[Page and application data records]
+-------+
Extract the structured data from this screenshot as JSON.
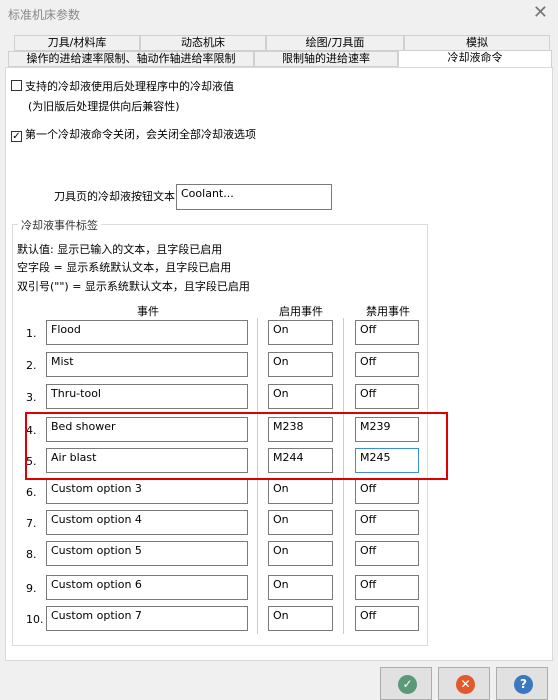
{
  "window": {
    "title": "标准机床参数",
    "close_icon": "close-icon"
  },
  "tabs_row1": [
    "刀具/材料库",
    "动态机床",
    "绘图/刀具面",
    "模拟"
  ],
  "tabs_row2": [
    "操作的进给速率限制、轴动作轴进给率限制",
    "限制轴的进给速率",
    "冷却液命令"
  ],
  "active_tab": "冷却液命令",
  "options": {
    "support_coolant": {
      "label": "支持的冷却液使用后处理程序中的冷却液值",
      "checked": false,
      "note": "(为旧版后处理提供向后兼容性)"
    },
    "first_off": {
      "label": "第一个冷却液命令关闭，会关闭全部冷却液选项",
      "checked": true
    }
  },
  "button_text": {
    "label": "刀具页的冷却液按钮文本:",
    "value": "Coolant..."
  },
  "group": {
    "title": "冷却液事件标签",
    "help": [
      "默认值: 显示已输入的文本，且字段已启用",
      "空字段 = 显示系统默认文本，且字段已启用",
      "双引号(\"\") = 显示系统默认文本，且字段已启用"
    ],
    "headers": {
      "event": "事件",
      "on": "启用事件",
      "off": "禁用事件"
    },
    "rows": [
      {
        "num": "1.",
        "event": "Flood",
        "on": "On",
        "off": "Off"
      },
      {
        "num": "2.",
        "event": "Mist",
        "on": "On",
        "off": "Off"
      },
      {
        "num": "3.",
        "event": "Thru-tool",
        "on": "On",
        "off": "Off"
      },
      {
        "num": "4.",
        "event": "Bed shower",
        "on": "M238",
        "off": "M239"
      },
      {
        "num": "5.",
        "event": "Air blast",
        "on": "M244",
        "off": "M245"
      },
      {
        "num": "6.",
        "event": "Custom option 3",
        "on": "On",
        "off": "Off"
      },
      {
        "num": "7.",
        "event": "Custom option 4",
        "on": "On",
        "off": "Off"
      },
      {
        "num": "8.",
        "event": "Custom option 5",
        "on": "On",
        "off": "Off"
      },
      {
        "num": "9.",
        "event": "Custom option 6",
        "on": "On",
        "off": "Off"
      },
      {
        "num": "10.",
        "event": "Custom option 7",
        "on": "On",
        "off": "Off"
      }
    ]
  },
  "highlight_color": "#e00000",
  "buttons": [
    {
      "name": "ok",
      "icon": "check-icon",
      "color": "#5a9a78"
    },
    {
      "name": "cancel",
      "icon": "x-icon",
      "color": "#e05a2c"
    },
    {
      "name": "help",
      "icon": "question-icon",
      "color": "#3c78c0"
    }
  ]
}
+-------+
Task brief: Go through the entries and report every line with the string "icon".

Result of the task:
    "close_icon": "close-icon"
      "icon": "check-icon",
      "icon": "x-icon",
      "icon": "question-icon",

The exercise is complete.